*** PROVIDED ENTRIES ***

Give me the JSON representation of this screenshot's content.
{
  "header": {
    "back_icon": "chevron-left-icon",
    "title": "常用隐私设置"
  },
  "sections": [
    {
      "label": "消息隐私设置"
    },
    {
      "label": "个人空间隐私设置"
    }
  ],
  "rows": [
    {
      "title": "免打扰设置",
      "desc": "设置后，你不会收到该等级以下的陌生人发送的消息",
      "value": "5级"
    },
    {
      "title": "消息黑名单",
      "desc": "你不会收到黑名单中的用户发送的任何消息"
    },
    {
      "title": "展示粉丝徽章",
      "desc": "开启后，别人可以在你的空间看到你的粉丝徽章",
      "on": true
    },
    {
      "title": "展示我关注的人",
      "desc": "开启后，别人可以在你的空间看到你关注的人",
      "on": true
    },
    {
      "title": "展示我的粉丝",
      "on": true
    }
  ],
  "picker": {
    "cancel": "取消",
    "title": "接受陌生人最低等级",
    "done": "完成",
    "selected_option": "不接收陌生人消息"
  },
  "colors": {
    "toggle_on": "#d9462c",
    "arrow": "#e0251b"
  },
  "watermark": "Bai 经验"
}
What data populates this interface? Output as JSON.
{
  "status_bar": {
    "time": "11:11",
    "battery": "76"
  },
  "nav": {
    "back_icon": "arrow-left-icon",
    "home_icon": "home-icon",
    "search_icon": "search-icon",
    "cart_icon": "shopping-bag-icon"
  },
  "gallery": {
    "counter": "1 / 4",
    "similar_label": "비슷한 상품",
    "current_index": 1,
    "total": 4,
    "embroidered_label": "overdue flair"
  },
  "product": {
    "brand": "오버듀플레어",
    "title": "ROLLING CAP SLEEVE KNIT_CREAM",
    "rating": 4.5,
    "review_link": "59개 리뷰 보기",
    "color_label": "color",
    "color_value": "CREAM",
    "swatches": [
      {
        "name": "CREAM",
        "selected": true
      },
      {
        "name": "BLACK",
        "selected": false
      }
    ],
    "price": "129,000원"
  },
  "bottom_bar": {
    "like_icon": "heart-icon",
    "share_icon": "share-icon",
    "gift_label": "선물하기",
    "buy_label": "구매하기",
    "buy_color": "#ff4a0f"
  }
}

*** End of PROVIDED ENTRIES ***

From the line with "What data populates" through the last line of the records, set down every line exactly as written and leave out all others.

> ANSWER BOX
What data populates this interface? Output as JSON.
{
  "status_bar": {
    "time": "11:11",
    "battery": "76"
  },
  "nav": {
    "back_icon": "arrow-left-icon",
    "home_icon": "home-icon",
    "search_icon": "search-icon",
    "cart_icon": "shopping-bag-icon"
  },
  "gallery": {
    "counter": "1 / 4",
    "similar_label": "비슷한 상품",
    "current_index": 1,
    "total": 4,
    "embroidered_label": "overdue flair"
  },
  "product": {
    "brand": "오버듀플레어",
    "title": "ROLLING CAP SLEEVE KNIT_CREAM",
    "rating": 4.5,
    "review_link": "59개 리뷰 보기",
    "color_label": "color",
    "color_value": "CREAM",
    "swatches": [
      {
        "name": "CREAM",
        "selected": true
      },
      {
        "name": "BLACK",
        "selected": false
      }
    ],
    "price": "129,000원"
  },
  "bottom_bar": {
    "like_icon": "heart-icon",
    "share_icon": "share-icon",
    "gift_label": "선물하기",
    "buy_label": "구매하기",
    "buy_color": "#ff4a0f"
  }
}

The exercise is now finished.